It's begun - the newest version of Android, 4.2.2, is being pushed to AOSP right now. We saw the accompanying Nexus OTA rollout start last night, with update files slowly springing up thereafter. Right now, 4.2.2 builds can be downloaded for the Takju Galaxy Nexus, Nexus 7 (Wi-Fi), and Nexus 10.
The build number is JDQ39 and the tag in AOSP is android-4.2.2_r1. Here are a few of the many directories that have been updated:
While the push has just started this morning, source will likely continue to show up throughout the day, and we'll update this page as that happens.
While the official OTA update to Android 4.2.2 began rolling out to the Galaxy Nexus, Nexus 4, 7, and 10 last night, you may not have received it yet. We already posted a link for the Galaxy Nexus takju build, but now we've got a couple more to share.
Update: JDQ39 from JOP40F for the Nexus 10 added.
- Nexus 7: Android 4.2.2 update (JDQ39 from JOP40D, 47.7MB) (Note: Wi-Fi model only, aka grouper/nakasi)
- Nexus 10:
Your device needs to be running the JOP40D build in order to flash the updates, doing so from another build will probably just fail, but we wouldn't attempt it either way.
If you're currently dissatisfied with the selection of lockscreen widgets for Android 4.2 devices, a fantastic new entry from Android Engineer Roman Nurik just hit the Play Store. It's called DashClock Widget, and it's one of the cleanest, best-integrated widgets we've ever seen.
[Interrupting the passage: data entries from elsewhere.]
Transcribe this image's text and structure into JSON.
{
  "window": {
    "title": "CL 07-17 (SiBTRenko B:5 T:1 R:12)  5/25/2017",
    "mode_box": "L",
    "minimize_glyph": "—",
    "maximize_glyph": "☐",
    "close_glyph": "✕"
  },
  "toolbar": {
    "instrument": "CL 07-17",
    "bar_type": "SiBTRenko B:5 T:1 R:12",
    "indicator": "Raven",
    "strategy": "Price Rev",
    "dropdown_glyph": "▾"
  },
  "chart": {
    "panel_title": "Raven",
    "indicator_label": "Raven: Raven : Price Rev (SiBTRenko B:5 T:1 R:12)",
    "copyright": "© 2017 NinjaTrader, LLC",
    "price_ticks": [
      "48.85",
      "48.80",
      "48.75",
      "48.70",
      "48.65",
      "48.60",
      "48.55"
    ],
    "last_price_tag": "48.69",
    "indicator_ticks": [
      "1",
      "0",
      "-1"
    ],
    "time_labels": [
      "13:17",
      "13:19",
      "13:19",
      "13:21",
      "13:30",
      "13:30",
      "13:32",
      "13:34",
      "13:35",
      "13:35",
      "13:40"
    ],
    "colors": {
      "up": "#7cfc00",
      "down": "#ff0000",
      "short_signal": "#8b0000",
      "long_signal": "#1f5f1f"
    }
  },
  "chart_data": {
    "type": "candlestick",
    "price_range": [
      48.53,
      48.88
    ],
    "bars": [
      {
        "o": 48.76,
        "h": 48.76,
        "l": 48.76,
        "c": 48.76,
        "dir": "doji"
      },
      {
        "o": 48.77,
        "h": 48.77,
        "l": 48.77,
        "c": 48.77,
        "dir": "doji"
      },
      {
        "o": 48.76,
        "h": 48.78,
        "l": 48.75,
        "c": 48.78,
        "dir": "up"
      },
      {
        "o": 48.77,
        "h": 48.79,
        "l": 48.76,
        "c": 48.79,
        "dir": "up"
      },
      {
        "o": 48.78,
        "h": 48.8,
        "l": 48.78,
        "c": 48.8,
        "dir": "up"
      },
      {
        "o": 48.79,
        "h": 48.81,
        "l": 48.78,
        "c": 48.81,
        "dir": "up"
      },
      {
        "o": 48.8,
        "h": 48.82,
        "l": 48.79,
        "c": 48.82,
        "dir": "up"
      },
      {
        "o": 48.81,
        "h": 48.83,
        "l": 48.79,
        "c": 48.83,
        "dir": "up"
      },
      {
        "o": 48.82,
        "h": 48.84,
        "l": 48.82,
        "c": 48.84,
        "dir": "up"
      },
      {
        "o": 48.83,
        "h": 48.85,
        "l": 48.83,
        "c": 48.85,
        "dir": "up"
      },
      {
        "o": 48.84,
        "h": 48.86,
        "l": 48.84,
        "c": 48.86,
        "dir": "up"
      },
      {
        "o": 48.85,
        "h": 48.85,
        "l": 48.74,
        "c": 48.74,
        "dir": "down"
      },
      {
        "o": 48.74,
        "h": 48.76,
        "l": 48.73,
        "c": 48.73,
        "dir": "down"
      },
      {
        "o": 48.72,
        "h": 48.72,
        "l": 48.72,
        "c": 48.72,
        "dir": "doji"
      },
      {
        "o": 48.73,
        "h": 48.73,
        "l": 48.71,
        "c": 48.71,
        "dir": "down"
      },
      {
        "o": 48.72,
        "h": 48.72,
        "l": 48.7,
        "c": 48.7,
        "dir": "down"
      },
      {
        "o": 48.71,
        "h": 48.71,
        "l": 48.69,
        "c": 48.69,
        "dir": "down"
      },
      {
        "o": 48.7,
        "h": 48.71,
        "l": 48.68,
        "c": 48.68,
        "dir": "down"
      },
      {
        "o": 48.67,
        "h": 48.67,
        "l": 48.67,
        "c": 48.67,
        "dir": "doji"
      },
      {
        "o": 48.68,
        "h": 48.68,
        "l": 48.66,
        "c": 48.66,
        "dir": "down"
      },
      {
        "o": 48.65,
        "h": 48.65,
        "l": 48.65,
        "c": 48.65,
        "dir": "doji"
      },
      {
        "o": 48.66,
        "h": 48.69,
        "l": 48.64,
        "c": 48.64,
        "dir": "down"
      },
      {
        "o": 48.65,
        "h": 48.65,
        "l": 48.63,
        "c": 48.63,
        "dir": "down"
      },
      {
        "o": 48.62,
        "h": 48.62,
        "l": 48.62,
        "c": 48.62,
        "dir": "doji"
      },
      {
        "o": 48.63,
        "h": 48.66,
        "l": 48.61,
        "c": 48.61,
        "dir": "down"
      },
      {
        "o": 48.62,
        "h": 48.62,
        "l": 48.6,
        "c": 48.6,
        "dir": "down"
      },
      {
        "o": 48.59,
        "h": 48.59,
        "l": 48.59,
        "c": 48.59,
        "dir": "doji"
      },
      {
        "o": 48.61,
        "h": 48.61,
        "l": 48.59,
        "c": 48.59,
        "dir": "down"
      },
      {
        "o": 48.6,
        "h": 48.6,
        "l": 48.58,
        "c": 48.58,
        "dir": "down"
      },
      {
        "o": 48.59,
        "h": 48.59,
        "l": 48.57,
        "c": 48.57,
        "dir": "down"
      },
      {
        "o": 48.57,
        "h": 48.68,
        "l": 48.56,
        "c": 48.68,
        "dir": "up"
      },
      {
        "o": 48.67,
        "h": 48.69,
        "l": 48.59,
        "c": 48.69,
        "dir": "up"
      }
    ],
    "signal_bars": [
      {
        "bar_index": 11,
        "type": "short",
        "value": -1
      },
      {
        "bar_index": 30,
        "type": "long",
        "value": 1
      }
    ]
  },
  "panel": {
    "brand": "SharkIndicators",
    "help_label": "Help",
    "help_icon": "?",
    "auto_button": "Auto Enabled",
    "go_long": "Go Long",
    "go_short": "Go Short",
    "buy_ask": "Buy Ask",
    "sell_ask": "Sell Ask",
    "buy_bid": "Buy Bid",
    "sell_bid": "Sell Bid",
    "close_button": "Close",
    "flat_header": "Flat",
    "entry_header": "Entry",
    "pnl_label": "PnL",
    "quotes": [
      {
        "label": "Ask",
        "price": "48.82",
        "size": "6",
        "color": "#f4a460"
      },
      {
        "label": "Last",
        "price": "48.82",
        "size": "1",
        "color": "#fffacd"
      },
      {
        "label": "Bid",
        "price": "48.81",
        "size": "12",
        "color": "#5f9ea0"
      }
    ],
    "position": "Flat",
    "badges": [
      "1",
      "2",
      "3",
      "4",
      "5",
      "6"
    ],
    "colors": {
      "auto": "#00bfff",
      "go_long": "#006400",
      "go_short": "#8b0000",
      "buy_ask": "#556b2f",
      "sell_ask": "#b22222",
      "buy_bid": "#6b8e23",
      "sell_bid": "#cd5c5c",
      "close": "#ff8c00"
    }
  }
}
DashClock Widget combines many of the most common widgets – Gmail unread count, weather, calendar, missed calls, text messages, and alarms – into one clean, sophisticated, customizable widget.
A couple of hours ago, Google started rolling out the Android 4.2.2 update to a very limited subset of Nexus devices (build JDQ39). At this point, almost nobody can get the OTA pulled by going through the Settings screen, but don't worry - one of our loyal readers extracted the OTA url for the Galaxy Nexus and sent it over to us (great work, Daniel Koch!).
For now, we only have the link for the takju Galaxy Nexus variant, i.e.
Nexus owners may have a reason to stay up tonight, as a couple of Reddit users report that Android 4.2.2 has begun rolling out to the GSM Galaxy Nexus and the Nexus 7.
There's not much word regarding what the update (which carries build JDQ39) includes just yet, but readers may remember that Google promised a Bluetooth A2DP audio streaming fix in the "next release" of 4.2 after 4.2.1.
Earlier this week, we got wind of a new OTA build JOP40G possibly hitting the Nexus 4 soon. I thought this update would finally be the elusive Android 4.2.2 that we've been hearing about, but it looks like that's not the case.
Yesterday, Google pushed some new open source code to AOSP (Android Open Source Project) marked with 2 new tags: android-4.2.1_r1.1 and android-4.2.1_r1.2. The build number corresponding to the 4.2.1_r1.2 release is - you guessed it - JOP40G (with mentions of JOP40F and JOP40E along the way too) - the same one we thought would be 4.2.2.